Civil War commanders
The Department of the Pacific had six subordinate military districts during the Civil War:
- District of Oregon (headquarters at Fort Vancouver) January 15, 1861 - July 27, 1865
- District of California (headquarters at San Francisco, co-located with Department of the Pacific). Independent command from Department from July 1, 1864 - July 27, 1865
- District of Southern California (headquarters at Drum Barracks) September 25, 1861 - July 27, 1865
- District of Humboldt (headquarters at Fort Humboldt) December 12, 1861 - July 27, 1865
- District of Utah (headquarters at Fort Douglas). August 6, 1862 - July 27, 1865
- District of Arizona (headquarters at Prescott) March 7, 1865 - July 27, 1865
Reorganized out of existence

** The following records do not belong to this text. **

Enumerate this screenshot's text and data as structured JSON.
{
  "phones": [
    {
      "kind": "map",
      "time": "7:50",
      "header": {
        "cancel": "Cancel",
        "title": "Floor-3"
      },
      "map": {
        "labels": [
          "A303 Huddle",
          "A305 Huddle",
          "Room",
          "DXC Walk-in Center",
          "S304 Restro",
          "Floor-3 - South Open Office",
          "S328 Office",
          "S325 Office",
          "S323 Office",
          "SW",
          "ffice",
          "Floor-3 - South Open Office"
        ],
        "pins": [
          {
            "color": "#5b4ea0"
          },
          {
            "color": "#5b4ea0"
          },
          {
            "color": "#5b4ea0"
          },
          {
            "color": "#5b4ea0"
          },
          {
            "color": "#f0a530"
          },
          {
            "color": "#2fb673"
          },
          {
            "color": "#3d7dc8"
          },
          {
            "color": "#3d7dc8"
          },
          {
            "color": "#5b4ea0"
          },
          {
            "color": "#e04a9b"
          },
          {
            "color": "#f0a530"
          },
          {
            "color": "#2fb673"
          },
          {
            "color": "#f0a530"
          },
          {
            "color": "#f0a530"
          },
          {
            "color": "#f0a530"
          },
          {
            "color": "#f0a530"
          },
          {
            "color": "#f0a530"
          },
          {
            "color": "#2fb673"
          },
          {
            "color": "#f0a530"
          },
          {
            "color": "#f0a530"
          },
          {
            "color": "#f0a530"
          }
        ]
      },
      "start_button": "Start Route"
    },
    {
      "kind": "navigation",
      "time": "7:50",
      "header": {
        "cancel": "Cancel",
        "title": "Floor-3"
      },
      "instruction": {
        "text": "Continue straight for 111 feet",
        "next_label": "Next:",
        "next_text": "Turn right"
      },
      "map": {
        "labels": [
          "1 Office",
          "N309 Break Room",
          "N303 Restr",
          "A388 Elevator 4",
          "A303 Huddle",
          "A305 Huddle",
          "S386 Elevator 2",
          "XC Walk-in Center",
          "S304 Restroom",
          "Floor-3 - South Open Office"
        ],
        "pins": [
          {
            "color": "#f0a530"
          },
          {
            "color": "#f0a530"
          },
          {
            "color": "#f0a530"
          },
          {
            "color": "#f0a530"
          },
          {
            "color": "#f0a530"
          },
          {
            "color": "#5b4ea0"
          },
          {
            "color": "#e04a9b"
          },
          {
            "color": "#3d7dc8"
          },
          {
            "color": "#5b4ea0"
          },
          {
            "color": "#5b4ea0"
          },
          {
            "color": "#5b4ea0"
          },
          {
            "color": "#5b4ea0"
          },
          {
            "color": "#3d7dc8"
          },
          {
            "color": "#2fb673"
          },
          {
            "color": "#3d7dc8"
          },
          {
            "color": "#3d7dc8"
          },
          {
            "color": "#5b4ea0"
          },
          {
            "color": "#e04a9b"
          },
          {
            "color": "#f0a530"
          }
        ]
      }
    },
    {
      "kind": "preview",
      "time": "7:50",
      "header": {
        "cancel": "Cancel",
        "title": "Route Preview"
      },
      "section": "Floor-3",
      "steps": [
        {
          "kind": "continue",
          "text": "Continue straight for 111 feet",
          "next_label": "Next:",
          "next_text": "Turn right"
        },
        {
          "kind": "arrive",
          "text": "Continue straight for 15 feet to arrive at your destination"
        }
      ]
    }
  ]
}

On July 27, 1865 the Military Division of the Pacific was created under Major General Henry W. Halleck, replacing the Department of the Pacific, consisting of the Department of the Columbia that now consisted of the state of Oregon and the territories of Washington and Idaho and the expanded Department of California that now consisted of the states of California and Nevada and the Territory of New Mexico and Territory of Arizona.
On 30 May 1898, Gen. Wesley Merritt established in San Francisco the Headquarters, US Expeditionary Forces and Department of the Pacific for the campaign to support Adm. Dewey's forces in the Philippines during the Spanish–American War.
At the end of March 1900, the complexities involved in dealing with the guerrillas and governing the islands led to the transformation of what had been the Department of the Pacific into the Philippine Department with four geographical departments, each of which was, in turn, divided into military districts. This step also brought an end to the Eighth Corps.
- California Historical Landmark #615
- The California State Military Museum; Historic California Posts: Fort Bragg (Camp Bragg)
- The California State Military Museum, Historic California Posts: Roop's Fort (Fort Defiance, Lassen County)
- The California State Military Museum; Historic California Posts: San Diego Barracks(Including New San Diego Depot)
- The California State Military Museum, Historic California Posts: Camp Burton
- The California State Military Museum, Historic California Posts: Fort Crook
- THE HISTORICAL MARKER DATABASE, Fort Crook, Near Fall River Mills in Shasta County, California
- Located in Klamath, California.California Historic Landmark #544
- Historic California Posts: Fort Ter-Waw
- The California State Military Museum; Historic California Posts: Camp at Pardee's Ranch
- David J. Eicher, Civil War High Commands, Stanford University Press, 2001
- Military Division of the United States After The Civil War, GENERAL ORDERS No. 118.
- Stephen D. Coats, Gathering at the Golden Gate: Mobilizing for the war in the Philippines (Ft. Leavenworth, KS: Combat Studies Institute, 2006)
- The Army Medical Department 1865–1917: Campaigns of the New Empire